1 static void BSP_WTIMER0_ISRHandler (void) 
2 {
3     CPU_SR_ALLOC();
7     OSIntEnter();
10    OSTimeDynTick(TickDelta);
12    OSIntExit();
13 }

Finally, we’ll examine the ISR handling code, which is the easiest to implement. We simply treat it like any other Kernel-Aware ISR by surrounding OSTimeDynTick() with the appropriate OSIntEnter()/OSIntExit() functions. This is when we report to the OS how many ticks have elapsed and cause it to schedule the next time delay. Notice that we don’t clear the timer interrupt here; this is because OSTimeDynTick() implicitly calls OS_DynTickSet() to clear the interrupt and re-program the timer.

However, it is also possible that this ISR is triggered “prematurely” because the timer did not have the capacity to perform the delay originally requested by the OS. This case is handled correctly by the OS and requires no special logic on the BSP side, but it may negatively impact the power consumption if it happens frequently. It is for this reason that we recommend using a 32-bit timer for Dynamic Tick Mode. What’s more, we can get longer delays by reducing the clock frequency of the hardware timer so long as the ratio of timer frequency to tick rate is >= 1, as was mentioned in the section on requirements.


In conclusion, we’ll list some important points we’ve covered for those wishing to implement a Dynamic Tick BSP.

  • Dynamic Tick Mode requires a programmable hardware timer with interrupt and overflow detection.
    • The timer frequency must meet or exceed the OS tick rate.
    • If possible, we recommend setting the timer frequency to an integer multiple of the tick rate to avoid loss of accuracy.
    • Always round the maximum timer count down to the nearest tick.
    • 32-bit timers are recommended.
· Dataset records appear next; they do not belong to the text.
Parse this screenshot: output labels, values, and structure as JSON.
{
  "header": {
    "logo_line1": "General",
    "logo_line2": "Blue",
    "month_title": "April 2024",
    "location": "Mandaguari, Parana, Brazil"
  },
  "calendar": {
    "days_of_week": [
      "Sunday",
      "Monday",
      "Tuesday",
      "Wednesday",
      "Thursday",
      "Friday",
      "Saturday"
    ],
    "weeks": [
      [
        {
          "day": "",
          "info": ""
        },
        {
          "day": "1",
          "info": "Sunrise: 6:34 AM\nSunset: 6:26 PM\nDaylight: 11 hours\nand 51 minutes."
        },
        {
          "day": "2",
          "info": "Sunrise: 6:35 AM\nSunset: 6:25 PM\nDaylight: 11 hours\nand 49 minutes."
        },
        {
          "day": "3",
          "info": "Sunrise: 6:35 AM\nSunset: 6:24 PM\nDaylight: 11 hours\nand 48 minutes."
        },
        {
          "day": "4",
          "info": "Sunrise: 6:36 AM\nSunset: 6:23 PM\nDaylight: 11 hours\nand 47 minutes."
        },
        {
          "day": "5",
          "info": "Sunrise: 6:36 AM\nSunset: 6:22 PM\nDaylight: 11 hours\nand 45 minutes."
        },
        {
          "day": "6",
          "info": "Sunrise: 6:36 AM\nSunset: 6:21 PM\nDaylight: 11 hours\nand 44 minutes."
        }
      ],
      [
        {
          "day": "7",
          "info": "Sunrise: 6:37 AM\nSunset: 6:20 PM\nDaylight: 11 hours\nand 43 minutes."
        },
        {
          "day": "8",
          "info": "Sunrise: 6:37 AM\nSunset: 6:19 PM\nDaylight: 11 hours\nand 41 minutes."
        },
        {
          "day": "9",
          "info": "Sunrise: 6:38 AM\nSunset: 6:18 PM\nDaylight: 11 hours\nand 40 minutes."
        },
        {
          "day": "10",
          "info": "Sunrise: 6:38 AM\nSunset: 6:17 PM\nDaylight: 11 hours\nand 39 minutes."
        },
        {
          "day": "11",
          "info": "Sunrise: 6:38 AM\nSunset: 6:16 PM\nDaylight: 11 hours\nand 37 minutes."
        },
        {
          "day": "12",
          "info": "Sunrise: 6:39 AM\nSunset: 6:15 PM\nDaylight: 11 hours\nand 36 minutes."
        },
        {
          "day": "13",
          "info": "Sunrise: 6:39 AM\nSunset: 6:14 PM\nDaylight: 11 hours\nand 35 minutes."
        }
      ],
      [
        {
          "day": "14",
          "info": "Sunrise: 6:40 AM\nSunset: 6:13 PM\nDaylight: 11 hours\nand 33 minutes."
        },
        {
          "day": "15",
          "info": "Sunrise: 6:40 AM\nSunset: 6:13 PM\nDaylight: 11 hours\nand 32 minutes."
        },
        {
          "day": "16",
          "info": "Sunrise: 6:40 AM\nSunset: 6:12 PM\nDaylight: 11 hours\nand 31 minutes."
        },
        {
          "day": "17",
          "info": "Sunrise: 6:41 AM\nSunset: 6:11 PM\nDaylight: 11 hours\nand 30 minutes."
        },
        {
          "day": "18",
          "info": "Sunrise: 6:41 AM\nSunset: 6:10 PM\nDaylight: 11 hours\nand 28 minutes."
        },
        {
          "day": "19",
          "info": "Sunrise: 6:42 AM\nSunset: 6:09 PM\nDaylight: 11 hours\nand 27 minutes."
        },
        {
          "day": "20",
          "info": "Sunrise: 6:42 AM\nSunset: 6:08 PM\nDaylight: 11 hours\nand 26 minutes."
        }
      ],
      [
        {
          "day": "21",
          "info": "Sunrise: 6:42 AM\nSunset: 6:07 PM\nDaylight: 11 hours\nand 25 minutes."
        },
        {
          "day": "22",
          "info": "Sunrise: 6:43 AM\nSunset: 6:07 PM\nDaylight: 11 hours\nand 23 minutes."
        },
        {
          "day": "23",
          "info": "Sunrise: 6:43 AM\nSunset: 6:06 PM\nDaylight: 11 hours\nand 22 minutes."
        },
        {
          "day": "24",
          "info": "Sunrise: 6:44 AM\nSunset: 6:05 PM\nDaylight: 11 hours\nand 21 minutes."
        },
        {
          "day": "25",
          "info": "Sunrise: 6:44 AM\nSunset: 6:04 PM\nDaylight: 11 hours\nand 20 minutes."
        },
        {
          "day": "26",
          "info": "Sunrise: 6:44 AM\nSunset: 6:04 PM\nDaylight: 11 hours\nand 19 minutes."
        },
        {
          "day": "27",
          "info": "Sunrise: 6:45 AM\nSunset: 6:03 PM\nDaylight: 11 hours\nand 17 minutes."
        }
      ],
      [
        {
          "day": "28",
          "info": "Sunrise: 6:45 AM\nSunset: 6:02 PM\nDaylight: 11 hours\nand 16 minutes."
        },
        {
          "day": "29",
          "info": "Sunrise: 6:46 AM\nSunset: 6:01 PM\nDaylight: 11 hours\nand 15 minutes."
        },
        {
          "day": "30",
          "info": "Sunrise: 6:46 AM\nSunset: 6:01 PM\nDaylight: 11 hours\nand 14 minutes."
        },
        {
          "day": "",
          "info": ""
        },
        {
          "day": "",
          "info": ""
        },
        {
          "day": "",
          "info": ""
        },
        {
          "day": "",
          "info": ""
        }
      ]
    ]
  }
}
Smaller timers will work but may cause the OS to wake up prematurely during longer delays, thus increasing power consumption.
    • Decreasing the frequency of the timer will increase the number of ticks it can count, provided we don’t violate the other requirements.
    • The ideal setup is a 32-bit timer whose frequency is exactly equal to the tick rate.
  • Always ensure that the Tick ISR is kernel-aware.
  • Every value passed to and returned from the BSP must be in tick units.
  • The dynamic tick ISR handler does not need to clear the timer interrupt.
  • OS_DynTickSet() must clear the timer interrupt when re-programming the timer.
  • OS_DynTickGet() must check for the overflow condition before returning the timer count.

Tags: ,

Questions or Comments?

Have a question or a suggestion for a future article?
Don't hesitate to contact us and let us know!
All comments and ideas are welcome.